ARC Book Review: The Revolution of Marina M by Janet Fitch
ashley | White Oleander by Janet Fitch was one of the first books I remember reading that had a huge impact on me. It was one of the first books I read that meant more to me than just a book I had to read for school, or a book that took me to another world that was full of life and happiness. It was dark, it had angst, it really resonated with me as a teen. So reading Fitch’s new book, The Revolution of Marina M was a little nostalgic for me. While I didn’t expect a comparison, I couldn’t help but hope I’d be just as transformed after reading it.
Sadly, this was a hard book for me to get into. It was very much reminiscent of classic Russian literature, which admittedly I always have a hard time reading; the beginning was so very heavy on Russian and political history, which isn’t usually what I gravitate towards, and I found I had to drag myself through the first few chapters while the scene was set. A lot of work must have gone into the research of this book; it was written beautifully and very rich, the historical aspects surrounding the Russian Revolution were very detailed and Fitch did a great job of building a story from this, but I had a really tough love/hate relationship with the book, especially in the beginning.
In terms of inspiring, revolutionary characters, I can’t say I liked Marina all that much in the start. That wasn’t because she wasn’t relateable, just the opposite, she was TOO relateable. Which is usually a good thing, but here, it limited me from liking and believing her because she seemed too much like a phony. She had revolutionary and bohemian intentions and aspirations, but she came from a bourgeois family who didn’t really know what it was like to be hungry, to be poor, to be the working class. Even when she abandoned that life and lived among the poets, a poet herself, I still didn’t fully believe it, still didn’t think she fully fit in, and I don’t think she fully believed that she did either.

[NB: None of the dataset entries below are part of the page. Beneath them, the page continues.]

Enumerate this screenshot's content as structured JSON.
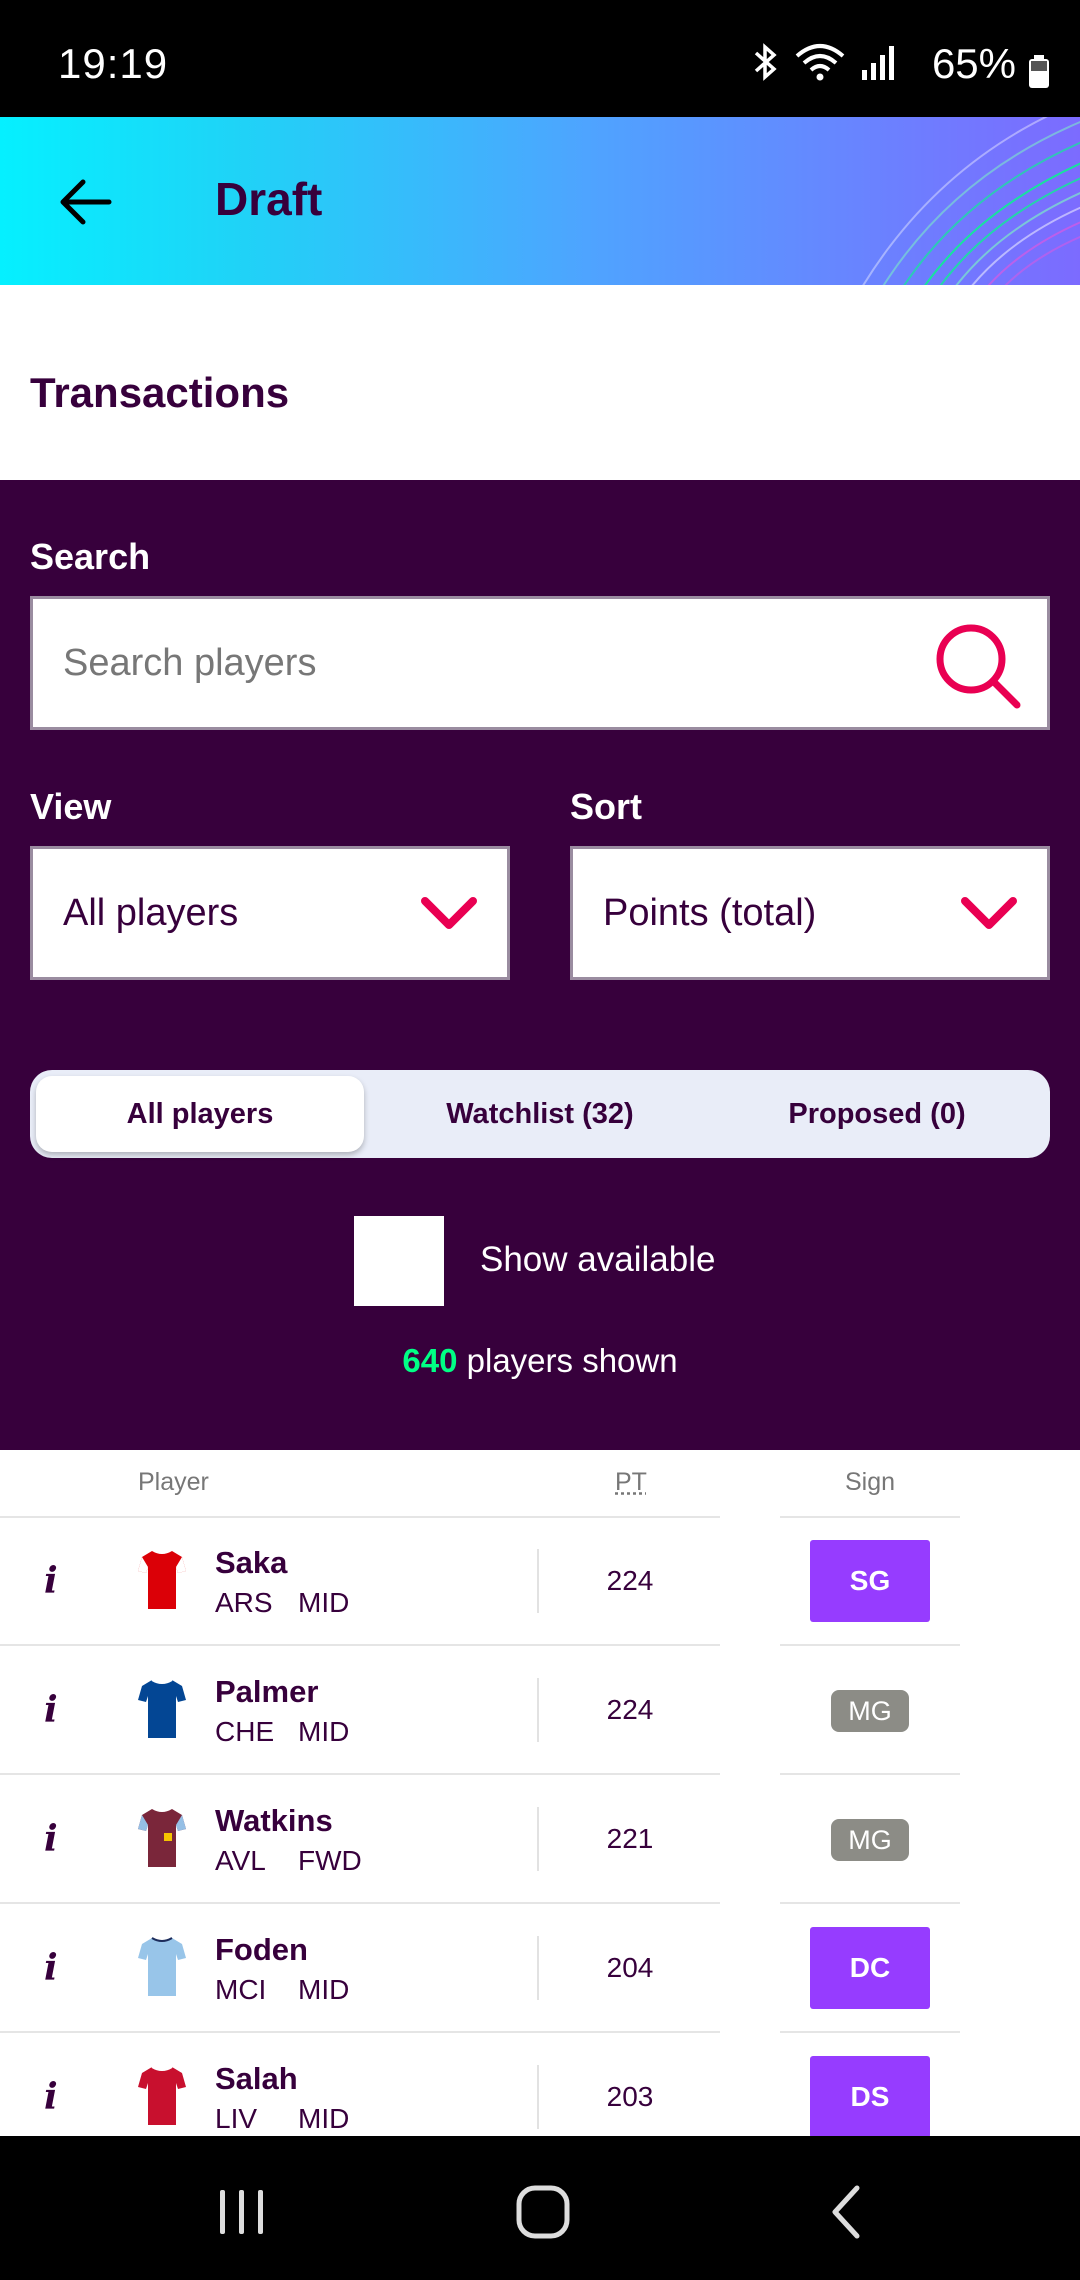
{
  "status_bar": {
    "time": "19:19",
    "battery": "65%"
  },
  "header": {
    "title": "Draft"
  },
  "page": {
    "title": "Transactions"
  },
  "filters": {
    "search_label": "Search",
    "search_placeholder": "Search players",
    "view_label": "View",
    "view_value": "All players",
    "sort_label": "Sort",
    "sort_value": "Points (total)",
    "tabs": [
      {
        "label": "All players",
        "active": true
      },
      {
        "label": "Watchlist (32)",
        "active": false
      },
      {
        "label": "Proposed (0)",
        "active": false
      }
    ],
    "show_available_label": "Show available",
    "players_count": "640",
    "players_shown_text": "players shown"
  },
  "table": {
    "columns": {
      "player": "Player",
      "points": "PT",
      "sign": "Sign"
    },
    "rows": [
      {
        "name": "Saka",
        "team": "ARS",
        "position": "MID",
        "points": "224",
        "sign": "SG",
        "sign_style": "button",
        "shirt_color": "#db0007"
      },
      {
        "name": "Palmer",
        "team": "CHE",
        "position": "MID",
        "points": "224",
        "sign": "MG",
        "sign_style": "badge",
        "shirt_color": "#034694"
      },
      {
        "name": "Watkins",
        "team": "AVL",
        "position": "FWD",
        "points": "221",
        "sign": "MG",
        "sign_style": "badge",
        "shirt_color": "#7a263a"
      },
      {
        "name": "Foden",
        "team": "MCI",
        "position": "MID",
        "points": "204",
        "sign": "DC",
        "sign_style": "button",
        "shirt_color": "#98c5e9"
      },
      {
        "name": "Salah",
        "team": "LIV",
        "position": "MID",
        "points": "203",
        "sign": "DS",
        "sign_style": "button",
        "shirt_color": "#c8102e"
      }
    ]
  },
  "colors": {
    "primary": "#37003c",
    "accent_pink": "#e90052",
    "accent_green": "#00ff85",
    "sign_purple": "#963cff"
  }
}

This is wonderfully accurate and likely what a lot of people would have been like in that situation, however I started to feel somewhat annoyed with her flippant behaviour. She didn’t show any loyalty, she often just tried to find the situation that would benefit her most at the time without any real idea of what she was doing. It wasn’t until she was stripped fully of everything she knew, everything she thought she was, and horribly mistreated, that I finally felt more affection towards her. That likely said a lot more about me than the book, but also created an intriguing growth in the character which completely shifts the tone of the book.
This is the point where I stopped struggling and was able to fully embrace and enjoy the story. The politics were a bit more subdued and Marina’s story started to take center stage. I found this a lot more interesting, her dealing with the repercussions of the decisions she’s made, her struggling with her passions and her drive, her desires and her loyalty. This was touched upon previously but it was from that point on that you really saw the hard choices and the decisions she was making and where it was leading her. You saw everything she held close, her dignity and morals, thrown to the wayside. This was now about survival.
There was a lot of sex in this book; it wasn’t gratuitous but it was graphic and sometimes not so nice. Marina was trying to find her own revolution, to control her life, she was sexually empowered in the sense that she was aware of and embraced her own desires and wasn’t afraid to enjoy herself, but she made decisions without thinking of the consequences and this often landed her in the hands of powerfully political men (and women) who saw her as nothing more than an object to abuse in various ways. It was heartbreaking and hard to read sometimes, but also seemed to fit really well against the revolutionary background, giving that darkness to an already dark time.
The ending was anti-climactic. A few people have pointed out in other reviews that it ended abruptly because it was going to be continued in a sequel. This was disappointing for me. After reading 800+ pages, I was hoping for a bit more of a satisfied ending. I also felt that there wasn’t really much to follow up with and I’m pretty confident that I wouldn’t read a sequel to this. I’ve spent my time with Marina, I’ve followed her through the trenches, I don’t think I see a need to follow her anywhere else.
I will admit that my knowledge of and interests in Russian history is limited, as is my familiarity with Russian literature, but The Revolution of Marina M was on par with the little that I do know and was a very in-depth, dark, somewhat cold tale of love, loss and the revolution.
november 7, 2017